Your goal: Only lines containing "saharoy" are wanted from the data below. Copy those lines.

------------------------------------

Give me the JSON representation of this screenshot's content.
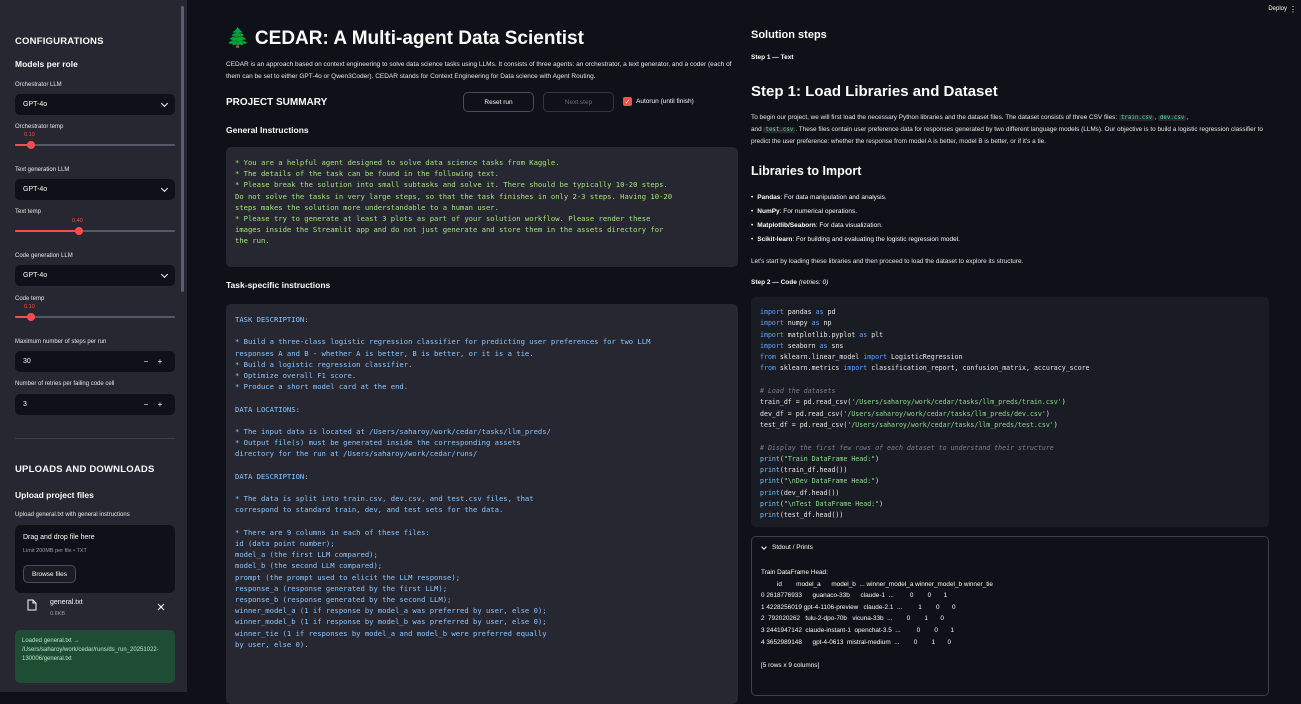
{
  "toolbar": {
    "deploy": "Deploy",
    "menu": "⋮"
  },
  "sidebar": {
    "configurations": "CONFIGURATIONS",
    "models_per_role": "Models per role",
    "orchestrator_llm_label": "Orchestrator LLM",
    "orchestrator_llm": "GPT-4o",
    "orchestrator_temp_label": "Orchestrator temp",
    "orchestrator_temp": "0.10",
    "orchestrator_temp_fraction": 0.1,
    "text_llm_label": "Text generation LLM",
    "text_llm": "GPT-4o",
    "text_temp_label": "Text temp",
    "text_temp": "0.40",
    "text_temp_fraction": 0.4,
    "code_llm_label": "Code generation LLM",
    "code_llm": "GPT-4o",
    "code_temp_label": "Code temp",
    "code_temp": "0.10",
    "code_temp_fraction": 0.1,
    "max_steps_label": "Maximum number of steps per run",
    "max_steps": "30",
    "retries_label": "Number of retries per failing code cell",
    "retries": "3",
    "minus": "−",
    "plus": "+",
    "uploads_downloads": "UPLOADS AND DOWNLOADS",
    "upload_project_files": "Upload project files",
    "upload_general_label": "Upload general.txt with general instructions",
    "drag_drop": "Drag and drop file here",
    "limit": "Limit 200MB per file • TXT",
    "browse": "Browse files",
    "file_name": "general.txt",
    "file_size": "0.6KB",
    "success": "Loaded general.txt → /Users/saharoy/work/cedar/runs/ds_run_20251022-130006/general.txt"
  },
  "main": {
    "title": "🌲 CEDAR: A Multi-agent Data Scientist",
    "intro": "CEDAR is an approach based on context engineering to solve data science tasks using LLMs. It consists of three agents: an orchestrator, a text generator, and a coder (each of them can be set to either GPT-4o or Qwen3Coder). CEDAR stands for Context Engineering for Data science with Agent Routing.",
    "project_summary": "PROJECT SUMMARY",
    "reset_run": "Reset run",
    "next_step": "Next step",
    "autorun": "Autorun (until finish)",
    "general_instructions": "General Instructions",
    "general_text": "* You are a helpful agent designed to solve data science tasks from Kaggle.\n* The details of the task can be found in the following text.\n* Please break the solution into small subtasks and solve it. There should be typically 10-20 steps.\nDo not solve the tasks in very large steps, so that the task finishes in only 2-3 steps. Having 10-20\nsteps makes the solution more understandable to a human user.\n* Please try to generate at least 3 plots as part of your solution workflow. Please render these\nimages inside the Streamlit app and do not just generate and store them in the assets directory for\nthe run.",
    "task_specific": "Task-specific instructions",
    "task_text": "TASK DESCRIPTION:\n\n* Build a three-class logistic regression classifier for predicting user preferences for two LLM\nresponses A and B - whether A is better, B is better, or it is a tie.\n* Build a logistic regression classifier.\n* Optimize overall F1 score.\n* Produce a short model card at the end.\n\nDATA LOCATIONS:\n\n* The input data is located at /Users/saharoy/work/cedar/tasks/llm_preds/\n* Output file(s) must be generated inside the corresponding assets\ndirectory for the run at /Users/saharoy/work/cedar/runs/\n\nDATA DESCRIPTION:\n\n* The data is split into train.csv, dev.csv, and test.csv files, that\ncorrespond to standard train, dev, and test sets for the data.\n\n* There are 9 columns in each of these files:\nid (data point number);\nmodel_a (the first LLM compared);\nmodel_b (the second LLM compared);\nprompt (the prompt used to elicit the LLM response);\nresponse_a (response generated by the first LLM);\nresponse_b (response generated by the second LLM);\nwinner_model_a (1 if response by model_a was preferred by user, else 0);\nwinner_model_b (1 if response by model_b was preferred by user, else 0);\nwinner_tie (1 if responses by model_a and model_b were preferred equally\nby user, else 0)."
  },
  "right": {
    "solution_steps": "Solution steps",
    "step1_label": "Step 1 — Text",
    "step1_title": "Step 1: Load Libraries and Dataset",
    "p1_a": "To begin our project, we will first load the necessary Python libraries and the dataset files. The dataset consists of three CSV files: ",
    "file1": "train.csv",
    "sep": ", ",
    "file2": "dev.csv",
    "p1_b": ",",
    "p1_c": "and ",
    "file3": "test.csv",
    "p1_d": ". These files contain user preference data for responses generated by two different language models (LLMs). Our objective is to build a logistic regression classifier to predict the user preference: whether the response from model A is better, model B is better, or if it's a tie.",
    "libraries_title": "Libraries to Import",
    "libs": [
      {
        "name": "Pandas",
        "desc": ": For data manipulation and analysis."
      },
      {
        "name": "NumPy",
        "desc": ": For numerical operations."
      },
      {
        "name": "Matplotlib/Seaborn",
        "desc": ": For data visualization."
      },
      {
        "name": "Scikit-learn",
        "desc": ": For building and evaluating the logistic regression model."
      }
    ],
    "lets_start": "Let's start by loading these libraries and then proceed to load the dataset to explore its structure.",
    "step2_label": "Step 2 — Code",
    "step2_retries": "(retries: 0)",
    "code_lines": [
      [
        [
          "kw",
          "import"
        ],
        [
          "fn",
          " pandas "
        ],
        [
          "kw",
          "as"
        ],
        [
          "fn",
          " pd"
        ]
      ],
      [
        [
          "kw",
          "import"
        ],
        [
          "fn",
          " numpy "
        ],
        [
          "kw",
          "as"
        ],
        [
          "fn",
          " np"
        ]
      ],
      [
        [
          "kw",
          "import"
        ],
        [
          "fn",
          " matplotlib.pyplot "
        ],
        [
          "kw",
          "as"
        ],
        [
          "fn",
          " plt"
        ]
      ],
      [
        [
          "kw",
          "import"
        ],
        [
          "fn",
          " seaborn "
        ],
        [
          "kw",
          "as"
        ],
        [
          "fn",
          " sns"
        ]
      ],
      [
        [
          "kw",
          "from"
        ],
        [
          "fn",
          " sklearn.linear_model "
        ],
        [
          "kw",
          "import"
        ],
        [
          "fn",
          " LogisticRegression"
        ]
      ],
      [
        [
          "kw",
          "from"
        ],
        [
          "fn",
          " sklearn.metrics "
        ],
        [
          "kw",
          "import"
        ],
        [
          "fn",
          " classification_report, confusion_matrix, accuracy_score"
        ]
      ],
      [],
      [
        [
          "cm",
          "# Load the datasets"
        ]
      ],
      [
        [
          "fn",
          "train_df = pd.read_csv("
        ],
        [
          "st",
          "'/Users/saharoy/work/cedar/tasks/llm_preds/train.csv'"
        ],
        [
          "fn",
          ")"
        ]
      ],
      [
        [
          "fn",
          "dev_df = pd.read_csv("
        ],
        [
          "st",
          "'/Users/saharoy/work/cedar/tasks/llm_preds/dev.csv'"
        ],
        [
          "fn",
          ")"
        ]
      ],
      [
        [
          "fn",
          "test_df = pd.read_csv("
        ],
        [
          "st",
          "'/Users/saharoy/work/cedar/tasks/llm_preds/test.csv'"
        ],
        [
          "fn",
          ")"
        ]
      ],
      [],
      [
        [
          "cm",
          "# Display the first few rows of each dataset to understand their structure"
        ]
      ],
      [
        [
          "pr",
          "print"
        ],
        [
          "fn",
          "("
        ],
        [
          "st",
          "\"Train DataFrame Head:\""
        ],
        [
          "fn",
          ")"
        ]
      ],
      [
        [
          "pr",
          "print"
        ],
        [
          "fn",
          "(train_df.head())"
        ]
      ],
      [
        [
          "pr",
          "print"
        ],
        [
          "fn",
          "("
        ],
        [
          "st",
          "\"\\nDev DataFrame Head:\""
        ],
        [
          "fn",
          ")"
        ]
      ],
      [
        [
          "pr",
          "print"
        ],
        [
          "fn",
          "(dev_df.head())"
        ]
      ],
      [
        [
          "pr",
          "print"
        ],
        [
          "fn",
          "("
        ],
        [
          "st",
          "\"\\nTest DataFrame Head:\""
        ],
        [
          "fn",
          ")"
        ]
      ],
      [
        [
          "pr",
          "print"
        ],
        [
          "fn",
          "(test_df.head())"
        ]
      ]
    ],
    "stdout_label": "Stdout / Prints",
    "stdout": "Train DataFrame Head:\n         id        model_a      model_b  ... winner_model_a winner_model_b winner_tie\n0 2618776933      guanaco-33b      claude-1  ...         0        0       1\n1 4228256019 gpt-4-1106-preview   claude-2.1  ...         1        0       0\n2  792020262   tulu-2-dpo-70b   vicuna-33b  ...        0        1       0\n3 2441947142  claude-instant-1  openchat-3.5  ...         0        0       1\n4 3652989148      gpt-4-0613  mistral-medium  ...        0        1       0\n\n[5 rows x 9 columns]"
  }
}
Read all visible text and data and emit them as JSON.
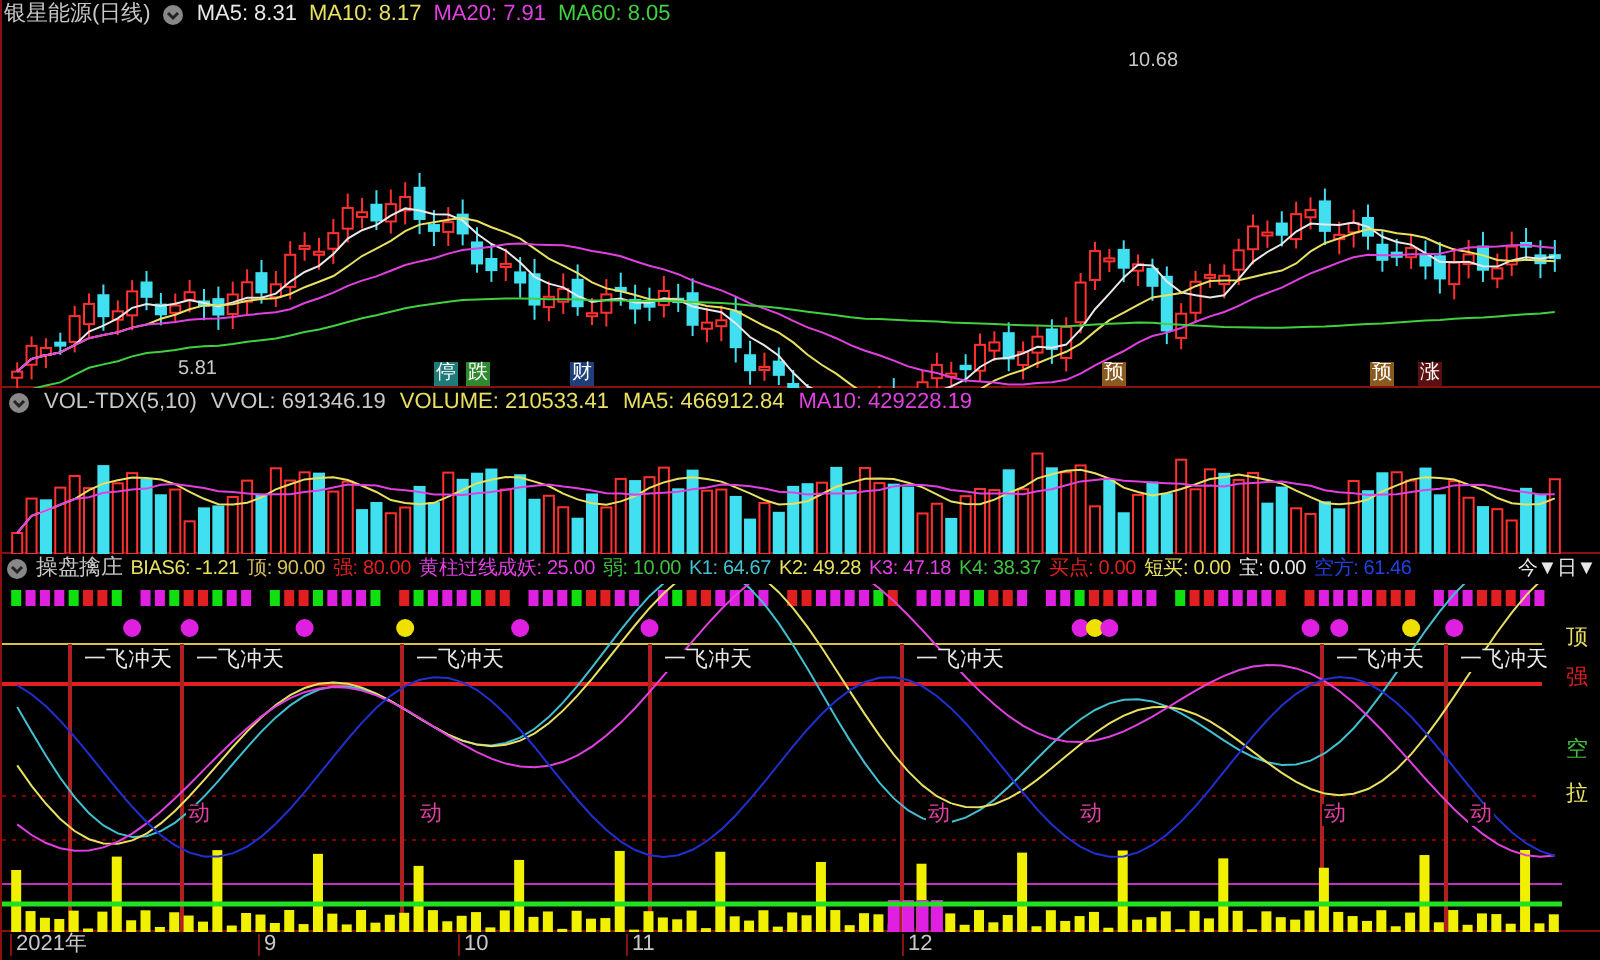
{
  "price_panel": {
    "title": "银星能源(日线)",
    "indicators": [
      {
        "label": "MA5: 8.31",
        "color": "#e8e8e8"
      },
      {
        "label": "MA10: 8.17",
        "color": "#e8e060"
      },
      {
        "label": "MA20: 7.91",
        "color": "#e040e0"
      },
      {
        "label": "MA60: 8.05",
        "color": "#40d040"
      }
    ],
    "price_labels": [
      "10.68",
      "5.81"
    ],
    "event_tags": [
      {
        "text": "停",
        "color": "#1f7a7a"
      },
      {
        "text": "跌",
        "color": "#2f8a2f"
      },
      {
        "text": "财",
        "color": "#1f3f7a"
      },
      {
        "text": "预",
        "color": "#8a5a1f"
      },
      {
        "text": "预",
        "color": "#8a5a1f"
      },
      {
        "text": "涨",
        "color": "#5a1010"
      }
    ]
  },
  "volume_panel": {
    "readings": [
      {
        "label": "VOL-TDX(5,10)",
        "color": "#c8c8c8"
      },
      {
        "label": "VVOL: 691346.19",
        "color": "#c8c8c8"
      },
      {
        "label": "VOLUME: 210533.41",
        "color": "#e8e060"
      },
      {
        "label": "MA5: 466912.84",
        "color": "#e8e060"
      },
      {
        "label": "MA10: 429228.19",
        "color": "#e040e0"
      }
    ]
  },
  "indicator_panel": {
    "title": "操盘擒庄",
    "readings": [
      {
        "label": "BIAS6: -1.21",
        "color": "#e8e060"
      },
      {
        "label": "顶: 90.00",
        "color": "#d8c060"
      },
      {
        "label": "强: 80.00",
        "color": "#e02020"
      },
      {
        "label": "黄柱过线成妖: 25.00",
        "color": "#e040e0"
      },
      {
        "label": "弱: 10.00",
        "color": "#40c040"
      },
      {
        "label": "K1: 64.67",
        "color": "#40c0d0"
      },
      {
        "label": "K2: 49.28",
        "color": "#e8e060"
      },
      {
        "label": "K3: 47.18",
        "color": "#e040e0"
      },
      {
        "label": "K4: 38.37",
        "color": "#40c040"
      },
      {
        "label": "买点: 0.00",
        "color": "#e02020"
      },
      {
        "label": "短买: 0.00",
        "color": "#e8e060"
      },
      {
        "label": "宝: 0.00",
        "color": "#e8e8e8"
      },
      {
        "label": "空方: 61.46",
        "color": "#2040e0"
      }
    ],
    "menu": "今▼日▼",
    "pattern_labels": [
      "一飞冲天",
      "一飞冲天",
      "一飞冲天",
      "一飞冲天",
      "一飞冲天",
      "一飞冲天",
      "一飞冲天"
    ],
    "signal_labels": [
      "动",
      "动",
      "动",
      "动",
      "动",
      "动"
    ],
    "right_labels": [
      {
        "text": "顶",
        "color": "#e8e060"
      },
      {
        "text": "强",
        "color": "#e02020"
      },
      {
        "text": "空",
        "color": "#40c040"
      },
      {
        "text": "拉",
        "color": "#e8e060"
      }
    ]
  },
  "time_axis": [
    "2021年",
    "9",
    "10",
    "11",
    "12"
  ]
}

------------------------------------

Completed exercise:
    "success": "Loaded general.txt → /Users/saharoy/work/cedar/runs/ds_run_20251022-130006/general.txt"
    "task_text": "TASK DESCRIPTION:\n\n* Build a three-class logistic regression classifier for predicting user preferences for two LLM\nresponses A and B - whether A is better, B is better, or it is a tie.\n* Build a logistic regression classifier.\n* Optimize overall F1 score.\n* Produce a short model card at the end.\n\nDATA LOCATIONS:\n\n* The input data is located at /Users/saharoy/work/cedar/tasks/llm_preds/\n* Output file(s) must be generated inside the corresponding assets\ndirectory for the run at /Users/saharoy/work/cedar/runs/\n\nDATA DESCRIPTION:\n\n* The data is split into train.csv, dev.csv, and test.csv files, that\ncorrespond to standard train, dev, and test sets for the data.\n\n* There are 9 columns in each of these files:\nid (data point number);\nmodel_a (the first LLM compared);\nmodel_b (the second LLM compared);\nprompt (the prompt used to elicit the LLM response);\nresponse_a (response generated by the first LLM);\nresponse_b (response generated by the second LLM);\nwinner_model_a (1 if response by model_a was preferred by user, else 0);\nwinner_model_b (1 if response by model_b was preferred by user, else 0);\nwinner_tie (1 if responses by model_a and model_b were preferred equally\nby user, else 0)."
          "'/Users/saharoy/work/cedar/tasks/llm_preds/train.csv'"
          "'/Users/saharoy/work/cedar/tasks/llm_preds/dev.csv'"
          "'/Users/saharoy/work/cedar/tasks/llm_preds/test.csv'"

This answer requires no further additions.